----- Dataset records
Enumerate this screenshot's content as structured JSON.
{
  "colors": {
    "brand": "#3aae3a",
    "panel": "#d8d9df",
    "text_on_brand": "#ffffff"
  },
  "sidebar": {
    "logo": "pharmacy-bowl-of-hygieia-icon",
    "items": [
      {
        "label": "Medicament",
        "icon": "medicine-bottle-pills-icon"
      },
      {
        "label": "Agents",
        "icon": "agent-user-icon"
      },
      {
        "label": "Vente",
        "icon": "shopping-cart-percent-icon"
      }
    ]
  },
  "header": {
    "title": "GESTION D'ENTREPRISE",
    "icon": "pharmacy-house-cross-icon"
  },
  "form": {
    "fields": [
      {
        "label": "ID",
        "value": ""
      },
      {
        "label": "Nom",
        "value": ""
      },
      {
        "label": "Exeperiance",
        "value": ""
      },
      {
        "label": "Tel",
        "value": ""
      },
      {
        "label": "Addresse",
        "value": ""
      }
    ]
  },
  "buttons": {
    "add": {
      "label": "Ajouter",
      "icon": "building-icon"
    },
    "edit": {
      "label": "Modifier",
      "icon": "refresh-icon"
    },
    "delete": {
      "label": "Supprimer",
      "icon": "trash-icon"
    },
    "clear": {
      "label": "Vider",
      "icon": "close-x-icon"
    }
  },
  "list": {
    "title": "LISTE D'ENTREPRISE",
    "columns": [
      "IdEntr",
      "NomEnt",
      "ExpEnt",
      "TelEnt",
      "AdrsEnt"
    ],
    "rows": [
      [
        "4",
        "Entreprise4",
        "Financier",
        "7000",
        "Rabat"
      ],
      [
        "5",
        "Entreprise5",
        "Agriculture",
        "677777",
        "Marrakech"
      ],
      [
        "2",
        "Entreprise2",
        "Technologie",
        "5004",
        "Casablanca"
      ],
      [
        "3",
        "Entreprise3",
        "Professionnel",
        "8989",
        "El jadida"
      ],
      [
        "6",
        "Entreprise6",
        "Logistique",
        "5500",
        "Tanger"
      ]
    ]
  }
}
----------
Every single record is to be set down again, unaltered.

Enumerate this screenshot's content as structured JSON.
{
  "colors": {
    "brand": "#3aae3a",
    "panel": "#d8d9df",
    "text_on_brand": "#ffffff"
  },
  "sidebar": {
    "logo": "pharmacy-bowl-of-hygieia-icon",
    "items": [
      {
        "label": "Medicament",
        "icon": "medicine-bottle-pills-icon"
      },
      {
        "label": "Agents",
        "icon": "agent-user-icon"
      },
      {
        "label": "Vente",
        "icon": "shopping-cart-percent-icon"
      }
    ]
  },
  "header": {
    "title": "GESTION D'ENTREPRISE",
    "icon": "pharmacy-house-cross-icon"
  },
  "form": {
    "fields": [
      {
        "label": "ID",
        "value": ""
      },
      {
        "label": "Nom",
        "value": ""
      },
      {
        "label": "Exeperiance",
        "value": ""
      },
      {
        "label": "Tel",
        "value": ""
      },
      {
        "label": "Addresse",
        "value": ""
      }
    ]
  },
  "buttons": {
    "add": {
      "label": "Ajouter",
      "icon": "building-icon"
    },
    "edit": {
      "label": "Modifier",
      "icon": "refresh-icon"
    },
    "delete": {
      "label": "Supprimer",
      "icon": "trash-icon"
    },
    "clear": {
      "label": "Vider",
      "icon": "close-x-icon"
    }
  },
  "list": {
    "title": "LISTE D'ENTREPRISE",
    "columns": [
      "IdEntr",
      "NomEnt",
      "ExpEnt",
      "TelEnt",
      "AdrsEnt"
    ],
    "rows": [
      [
        "4",
        "Entreprise4",
        "Financier",
        "7000",
        "Rabat"
      ],
      [
        "5",
        "Entreprise5",
        "Agriculture",
        "677777",
        "Marrakech"
      ],
      [
        "2",
        "Entreprise2",
        "Technologie",
        "5004",
        "Casablanca"
      ],
      [
        "3",
        "Entreprise3",
        "Professionnel",
        "8989",
        "El jadida"
      ],
      [
        "6",
        "Entreprise6",
        "Logistique",
        "5500",
        "Tanger"
      ]
    ]
  }
}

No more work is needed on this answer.